Environment ministry reversal on Reliance drilling

Vol 6, PW 17 (23 Oct 02) Exploration & Production

RELIANCE MUST HAVE heaved a sigh of relief on 18th September when the environment ministry in Delhi issued a Notification making it easier to carry out offshore exploration beyond 10-km from the shore without permission.

The environment ministry's notice said it was invoking central government powers, "in the public interest", to waive the "requirement of notice" under the Environment Protection Rules, 1986 for "offshore exploration activities beyond 10-km from the nearest habitated village boundary, gaothans (hamlets) and ecologically sensitive areas such as mangroves (with a minimum area of 1,000-sq km) corals, coral reefs, national parks, marine parks, sanctuaries, reserved forest and breeding and spawning grounds of fish and other marine life." Simply put, it means that whatever the rules say, companies no longer need to issue a public notice inviting objections ahead of offshore exploratory work beyond a certain distance from the shore. Had the directive stayed, Reliance would have benefited most because it is embroiled in a row with the environment ministry over drilling without environmental clearance at its eastern offshore deepwater block KG-DWN-98/3.

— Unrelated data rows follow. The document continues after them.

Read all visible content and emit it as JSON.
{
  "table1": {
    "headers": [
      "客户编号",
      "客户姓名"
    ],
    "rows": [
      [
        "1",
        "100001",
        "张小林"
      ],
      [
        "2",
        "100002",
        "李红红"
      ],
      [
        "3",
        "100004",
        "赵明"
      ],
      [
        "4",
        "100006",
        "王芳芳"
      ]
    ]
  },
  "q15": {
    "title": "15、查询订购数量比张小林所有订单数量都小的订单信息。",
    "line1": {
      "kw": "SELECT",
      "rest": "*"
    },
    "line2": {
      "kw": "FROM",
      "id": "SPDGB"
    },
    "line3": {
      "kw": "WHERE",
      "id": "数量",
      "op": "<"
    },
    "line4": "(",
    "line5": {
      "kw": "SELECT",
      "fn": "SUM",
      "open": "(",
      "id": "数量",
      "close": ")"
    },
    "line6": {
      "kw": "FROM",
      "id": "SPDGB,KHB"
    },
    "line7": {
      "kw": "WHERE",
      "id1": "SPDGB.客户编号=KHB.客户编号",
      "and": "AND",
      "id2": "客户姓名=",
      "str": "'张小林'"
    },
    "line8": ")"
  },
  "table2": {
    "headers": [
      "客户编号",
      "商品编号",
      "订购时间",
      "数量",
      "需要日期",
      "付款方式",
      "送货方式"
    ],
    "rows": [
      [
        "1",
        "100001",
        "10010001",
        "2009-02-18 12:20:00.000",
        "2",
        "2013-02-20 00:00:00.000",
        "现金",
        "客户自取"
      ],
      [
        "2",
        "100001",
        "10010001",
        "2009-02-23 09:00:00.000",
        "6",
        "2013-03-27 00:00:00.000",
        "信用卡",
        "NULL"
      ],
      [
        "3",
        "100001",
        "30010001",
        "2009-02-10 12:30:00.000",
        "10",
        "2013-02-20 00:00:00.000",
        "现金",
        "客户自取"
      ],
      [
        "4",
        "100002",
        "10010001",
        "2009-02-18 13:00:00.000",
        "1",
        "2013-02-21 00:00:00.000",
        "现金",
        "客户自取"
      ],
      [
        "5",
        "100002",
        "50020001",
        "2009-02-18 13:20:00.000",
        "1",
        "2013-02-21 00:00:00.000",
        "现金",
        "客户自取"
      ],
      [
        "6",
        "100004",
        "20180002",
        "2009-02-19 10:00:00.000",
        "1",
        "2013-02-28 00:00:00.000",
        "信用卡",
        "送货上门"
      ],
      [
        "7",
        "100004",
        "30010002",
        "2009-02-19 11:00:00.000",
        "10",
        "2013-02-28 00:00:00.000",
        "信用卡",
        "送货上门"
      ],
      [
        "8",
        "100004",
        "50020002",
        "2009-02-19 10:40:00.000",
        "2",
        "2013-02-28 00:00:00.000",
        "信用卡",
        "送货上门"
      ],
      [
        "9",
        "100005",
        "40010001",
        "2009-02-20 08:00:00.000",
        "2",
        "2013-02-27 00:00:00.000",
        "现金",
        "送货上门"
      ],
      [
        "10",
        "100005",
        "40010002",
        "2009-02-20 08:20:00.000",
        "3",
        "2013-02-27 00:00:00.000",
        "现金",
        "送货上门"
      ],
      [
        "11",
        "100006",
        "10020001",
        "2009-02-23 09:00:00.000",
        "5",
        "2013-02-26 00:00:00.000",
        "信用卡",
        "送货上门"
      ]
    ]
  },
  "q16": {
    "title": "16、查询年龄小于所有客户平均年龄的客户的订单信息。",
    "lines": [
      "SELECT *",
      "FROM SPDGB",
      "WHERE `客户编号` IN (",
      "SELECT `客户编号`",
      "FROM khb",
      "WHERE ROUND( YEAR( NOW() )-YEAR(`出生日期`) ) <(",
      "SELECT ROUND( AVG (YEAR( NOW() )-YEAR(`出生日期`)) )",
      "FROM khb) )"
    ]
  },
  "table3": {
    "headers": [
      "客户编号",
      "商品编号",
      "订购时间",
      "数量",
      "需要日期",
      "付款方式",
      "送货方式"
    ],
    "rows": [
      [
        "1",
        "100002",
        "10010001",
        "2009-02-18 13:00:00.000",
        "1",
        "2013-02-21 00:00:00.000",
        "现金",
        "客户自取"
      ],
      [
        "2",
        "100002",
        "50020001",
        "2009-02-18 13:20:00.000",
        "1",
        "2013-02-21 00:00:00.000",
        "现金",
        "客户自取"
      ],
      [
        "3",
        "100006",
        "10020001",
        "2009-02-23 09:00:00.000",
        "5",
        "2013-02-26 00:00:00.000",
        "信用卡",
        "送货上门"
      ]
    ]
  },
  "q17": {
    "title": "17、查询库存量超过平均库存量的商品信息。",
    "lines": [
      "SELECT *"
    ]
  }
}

Sadly for Reliance, the environment ministry has changed its position! In an intriguing reversal, the ministry on 26th September issued a second notification cancelling its 18th September note. "Inadvertently some mistakes crept into the notification dated 18th September, which the central government consider should be rectified in the public interest." In short: the relaxation in rules announced in the 18th September notification was only a draft, not yet final.

Read on.